Directions |
In your copy, each line below is repeated exactly and no image appears.

################

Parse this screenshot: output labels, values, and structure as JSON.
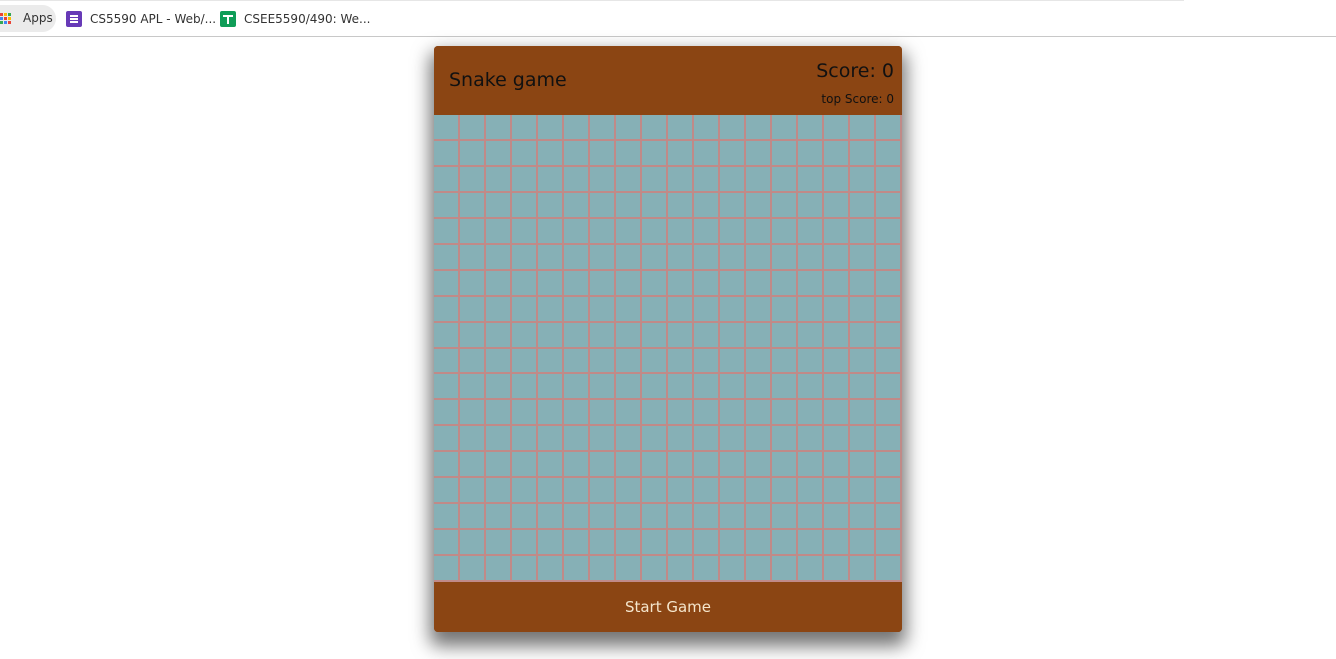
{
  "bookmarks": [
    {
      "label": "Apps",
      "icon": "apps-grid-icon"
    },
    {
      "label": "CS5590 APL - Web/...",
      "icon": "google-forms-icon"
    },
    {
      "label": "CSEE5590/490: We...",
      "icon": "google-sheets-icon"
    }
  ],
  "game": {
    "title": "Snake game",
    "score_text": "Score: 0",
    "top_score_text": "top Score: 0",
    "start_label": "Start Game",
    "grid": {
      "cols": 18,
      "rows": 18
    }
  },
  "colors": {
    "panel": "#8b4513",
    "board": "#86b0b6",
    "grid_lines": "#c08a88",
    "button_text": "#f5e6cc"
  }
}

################

Solution for this problem |
Parse this screenshot: output labels, values, and structure as JSON.
{
  "bookmarks": [
    {
      "label": "Apps",
      "icon": "apps-grid-icon"
    },
    {
      "label": "CS5590 APL - Web/...",
      "icon": "google-forms-icon"
    },
    {
      "label": "CSEE5590/490: We...",
      "icon": "google-sheets-icon"
    }
  ],
  "game": {
    "title": "Snake game",
    "score_text": "Score: 0",
    "top_score_text": "top Score: 0",
    "start_label": "Start Game",
    "grid": {
      "cols": 18,
      "rows": 18
    }
  },
  "colors": {
    "panel": "#8b4513",
    "board": "#86b0b6",
    "grid_lines": "#c08a88",
    "button_text": "#f5e6cc"
  }
}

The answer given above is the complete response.